The problem: Search the data below for the string "value". Extract every line that contains it.

Recorded data:
*** Block opens ***
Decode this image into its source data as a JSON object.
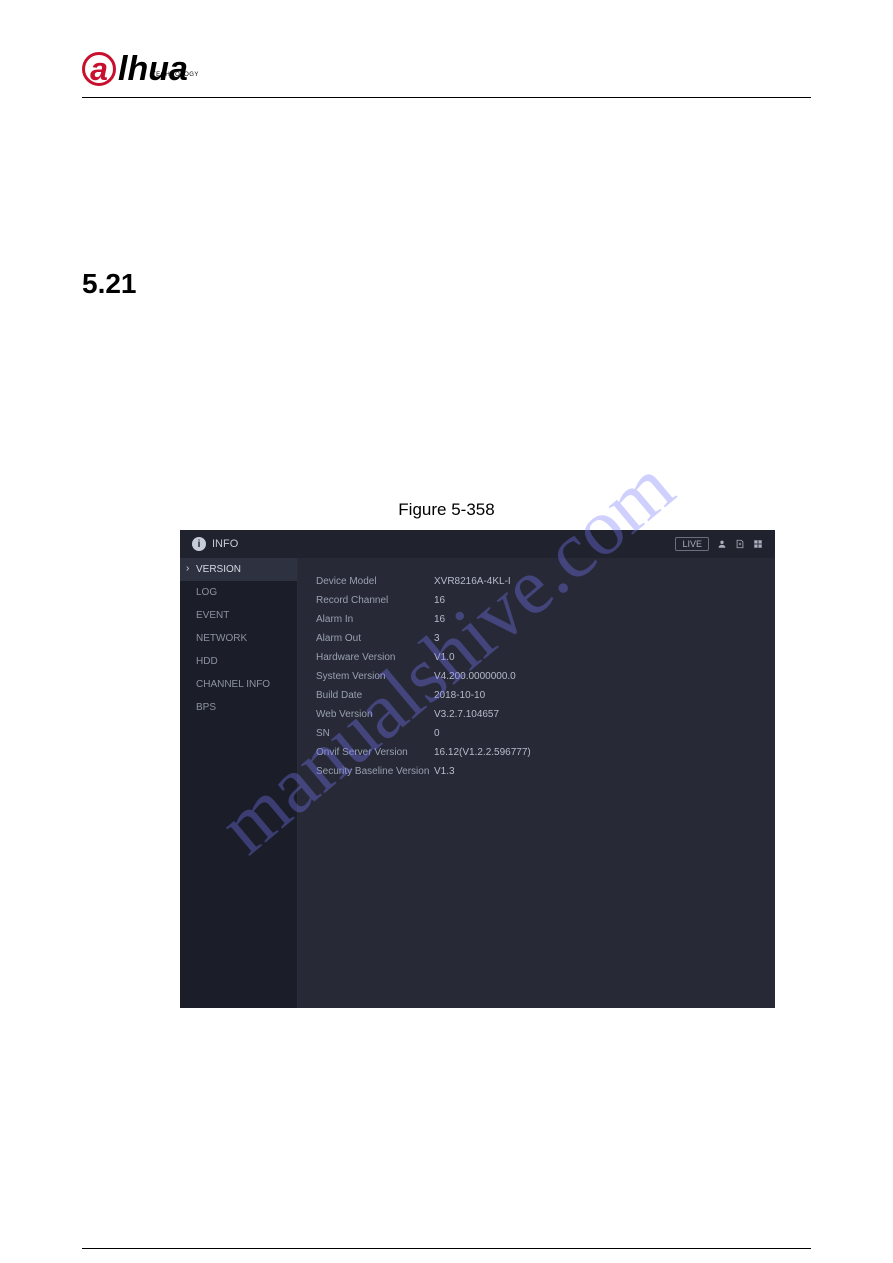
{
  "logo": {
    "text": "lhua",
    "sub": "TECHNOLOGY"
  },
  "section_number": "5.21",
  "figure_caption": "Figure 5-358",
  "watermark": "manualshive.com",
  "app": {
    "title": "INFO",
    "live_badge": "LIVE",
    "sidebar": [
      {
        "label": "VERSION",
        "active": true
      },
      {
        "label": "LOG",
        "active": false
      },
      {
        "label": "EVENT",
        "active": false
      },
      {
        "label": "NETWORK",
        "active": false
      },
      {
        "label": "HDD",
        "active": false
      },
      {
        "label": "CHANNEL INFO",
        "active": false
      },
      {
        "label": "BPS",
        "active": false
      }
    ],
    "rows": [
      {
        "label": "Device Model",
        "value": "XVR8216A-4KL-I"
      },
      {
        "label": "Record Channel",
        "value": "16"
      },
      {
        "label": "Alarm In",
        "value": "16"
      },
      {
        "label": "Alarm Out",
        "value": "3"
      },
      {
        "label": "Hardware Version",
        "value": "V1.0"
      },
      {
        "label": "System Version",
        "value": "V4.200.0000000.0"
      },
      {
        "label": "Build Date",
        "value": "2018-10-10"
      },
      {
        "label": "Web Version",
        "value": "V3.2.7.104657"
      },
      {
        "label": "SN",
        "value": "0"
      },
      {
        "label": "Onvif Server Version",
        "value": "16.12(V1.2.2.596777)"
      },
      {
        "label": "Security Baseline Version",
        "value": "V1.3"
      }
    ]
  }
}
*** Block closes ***
Task result:
        "value": "XVR8216A-4KL-I"
        "value": "16"
        "value": "16"
        "value": "3"
        "value": "V1.0"
        "value": "V4.200.0000000.0"
        "value": "2018-10-10"
        "value": "V3.2.7.104657"
        "value": "0"
        "value": "16.12(V1.2.2.596777)"
        "value": "V1.3"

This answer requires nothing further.